Ashton Smith was barked at for stepping on the grass, “just this much” she says holding her fingers inches apart. Her drill instructor demanded she apologize to the sea of green for the injustice she had committed.
And then, she was chastised for making her amends too loudly. She throws her hands in the air, exasperated by the memory.
Wake up was at 4 a.m. There was no talking at meals. But the food. Oh, that salmon. It was the best they ever had.
There were tears. So. Many. Tears. They lost their voices from the constant shouting. But, dessert was served in the final days and it was delicious.
And after one week, the cadets of Baldwin County High School’s Air Force JROTC unit had proved themselves worthy of graduation.
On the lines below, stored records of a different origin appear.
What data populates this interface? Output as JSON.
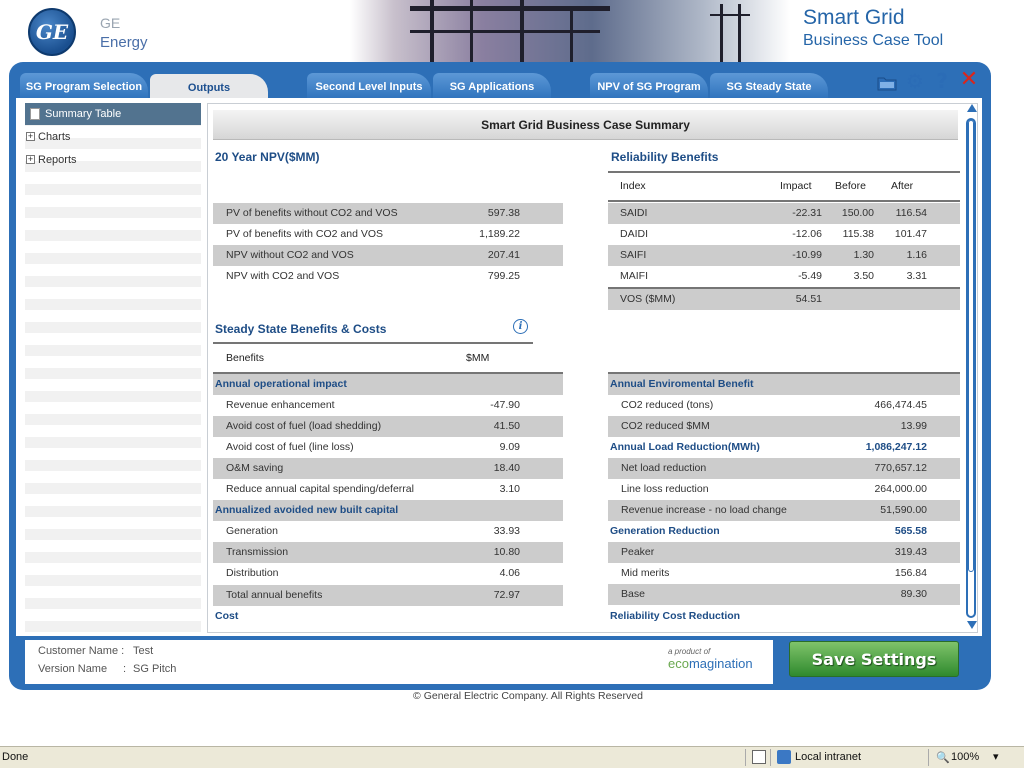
{
  "header": {
    "brand_line1": "GE",
    "brand_line2": "Energy",
    "logo_text": "GE",
    "product_line1": "Smart Grid",
    "product_line2": "Business Case Tool"
  },
  "tabs": [
    {
      "label": "SG Program Selection",
      "active": false
    },
    {
      "label": "Outputs",
      "active": true
    },
    {
      "label": "Second Level Inputs",
      "active": false
    },
    {
      "label": "SG Applications",
      "active": false
    },
    {
      "label": "NPV of SG Program",
      "active": false
    },
    {
      "label": "SG Steady State",
      "active": false
    }
  ],
  "toolbar": {
    "icons": [
      "folder-icon",
      "gear-icon",
      "help-icon",
      "close-icon"
    ]
  },
  "nav": [
    {
      "label": "Summary Table"
    },
    {
      "label": "Charts"
    },
    {
      "label": "Reports"
    }
  ],
  "summary": {
    "title": "Smart Grid Business Case Summary",
    "npv": {
      "heading": "20 Year NPV($MM)",
      "rows": [
        {
          "label": "PV of benefits without CO2 and VOS",
          "value": "597.38"
        },
        {
          "label": "PV of benefits with CO2 and VOS",
          "value": "1,189.22"
        },
        {
          "label": "NPV without CO2 and VOS",
          "value": "207.41"
        },
        {
          "label": "NPV with CO2 and VOS",
          "value": "799.25"
        }
      ]
    },
    "reliability": {
      "heading": "Reliability Benefits",
      "columns": [
        "Index",
        "Impact",
        "Before",
        "After"
      ],
      "rows": [
        {
          "index": "SAIDI",
          "impact": "-22.31",
          "before": "150.00",
          "after": "116.54"
        },
        {
          "index": "DAIDI",
          "impact": "-12.06",
          "before": "115.38",
          "after": "101.47"
        },
        {
          "index": "SAIFI",
          "impact": "-10.99",
          "before": "1.30",
          "after": "1.16"
        },
        {
          "index": "MAIFI",
          "impact": "-5.49",
          "before": "3.50",
          "after": "3.31"
        }
      ],
      "vos_label": "VOS ($MM)",
      "vos_value": "54.51"
    },
    "steady": {
      "heading": "Steady State Benefits & Costs",
      "col_benefits": "Benefits",
      "col_unit": "$MM",
      "info_icon": "i",
      "rows": [
        {
          "label": "Annual operational impact",
          "value": "",
          "category": true
        },
        {
          "label": "Revenue enhancement",
          "value": "-47.90"
        },
        {
          "label": "Avoid cost of fuel (load shedding)",
          "value": "41.50"
        },
        {
          "label": "Avoid cost of fuel (line loss)",
          "value": "9.09"
        },
        {
          "label": "O&M saving",
          "value": "18.40"
        },
        {
          "label": "Reduce annual capital spending/deferral",
          "value": "3.10"
        },
        {
          "label": "Annualized avoided new built capital",
          "value": "",
          "category": true
        },
        {
          "label": "Generation",
          "value": "33.93"
        },
        {
          "label": "Transmission",
          "value": "10.80"
        },
        {
          "label": "Distribution",
          "value": "4.06"
        }
      ],
      "total_label": "Total annual benefits",
      "total_value": "72.97",
      "cost_label": "Cost"
    },
    "environment": {
      "rows": [
        {
          "label": "Annual Enviromental Benefit",
          "value": "",
          "category": true
        },
        {
          "label": "CO2 reduced (tons)",
          "value": "466,474.45"
        },
        {
          "label": "CO2 reduced $MM",
          "value": "13.99"
        },
        {
          "label": "Annual Load Reduction(MWh)",
          "value": "1,086,247.12",
          "category": true
        },
        {
          "label": "Net load reduction",
          "value": "770,657.12"
        },
        {
          "label": "Line loss reduction",
          "value": "264,000.00"
        },
        {
          "label": "Revenue increase - no load change",
          "value": "51,590.00"
        },
        {
          "label": "Generation Reduction",
          "value": "565.58",
          "category": true
        },
        {
          "label": "Peaker",
          "value": "319.43"
        },
        {
          "label": "Mid merits",
          "value": "156.84"
        },
        {
          "label": "Base",
          "value": "89.30"
        }
      ],
      "footer_label": "Reliability Cost Reduction"
    }
  },
  "footer": {
    "customer_label": "Customer Name :",
    "customer_value": "Test",
    "version_label": "Version Name",
    "version_colon": ":",
    "version_value": "SG Pitch",
    "eco_line1": "a product of",
    "eco_line2a": "eco",
    "eco_line2b": "magination",
    "save_label": "Save Settings",
    "copyright": "© General Electric Company. All Rights Reserved"
  },
  "statusbar": {
    "status": "Done",
    "zone": "Local intranet",
    "zoom": "100%"
  },
  "colors": {
    "frame_blue": "#2d6fb7",
    "heading_blue": "#1e4d86",
    "row_shade": "#cccccc",
    "save_green": "#2f8a2e",
    "close_red": "#d9261c"
  }
}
The JROTC program teaches high school students character education, achievement, wellness, leadership and diversity and is a partnership with the four military branches. Students are not required to commit to military service upon graduation and receive credit for PE and career prep courses. Several Baldwin County high schools host JROTC units.
Six BCHS cadets attended the Cadet Leadership Course at Kessler Air Force Base in Mississippi over the summer. There they faced a week of basic training-like rigors as well as leadership building classes. The week began with 160 cadets from six states. Only 145 lasted until graduation.
BCHS Senior Charlie Stewart was named a distinguished graduate, the first BCHS student to earn the accolade since the JROTC program was introduced at the school.
The cadets came home with tales of tough mornings, long days and lots of yelling. Their stories rival that of any new recruit writing home to momma during basic training.
But was it fun? Absolutely. The cadets nearly pop up out of their chairs as they share their stories.
It was the experience they love to hate. In addition to giving them a taste of military boot camp the students worked with teenagers from across the Gulf Coast. They learned to write and give speeches, fine-tuned leadership skills and played teamwork activities.
“We worked a lot on leadership skills,” said sophomore Aliyah Larson.
Stewart said the cadets learned to control handling stress throughout the week as instructors challenged them both mentally and physically.
“We learned our weaknesses and our strengths,” he said.
Cadet Sarah Lockhart added, “We learned you can’t be a good leader unless you are also a good follower.”
As a distinguished graduate, an honor bestowed only on 10 percent of the program’s graduates, Stewart would have the option to return next summer and teach if he were not graduating this spring.
Upon graduation, both he and fellow cadet and senior Matthew Nelson plan on enlisting in the Navy.
There is no military service requirement for JROTC cadets. Instead, instructors, all retired military personal, say they aim to prepare students with leadership skills fit for any future career.
“We want them to be their own best person, whatever that is,” said BCHS JROTC instructor Air Force Maj. Jamie L. Barnes, retired. “Not all of our students will go into the military but they are all going to be something.
“Our mission is to build a better citizen,” he said.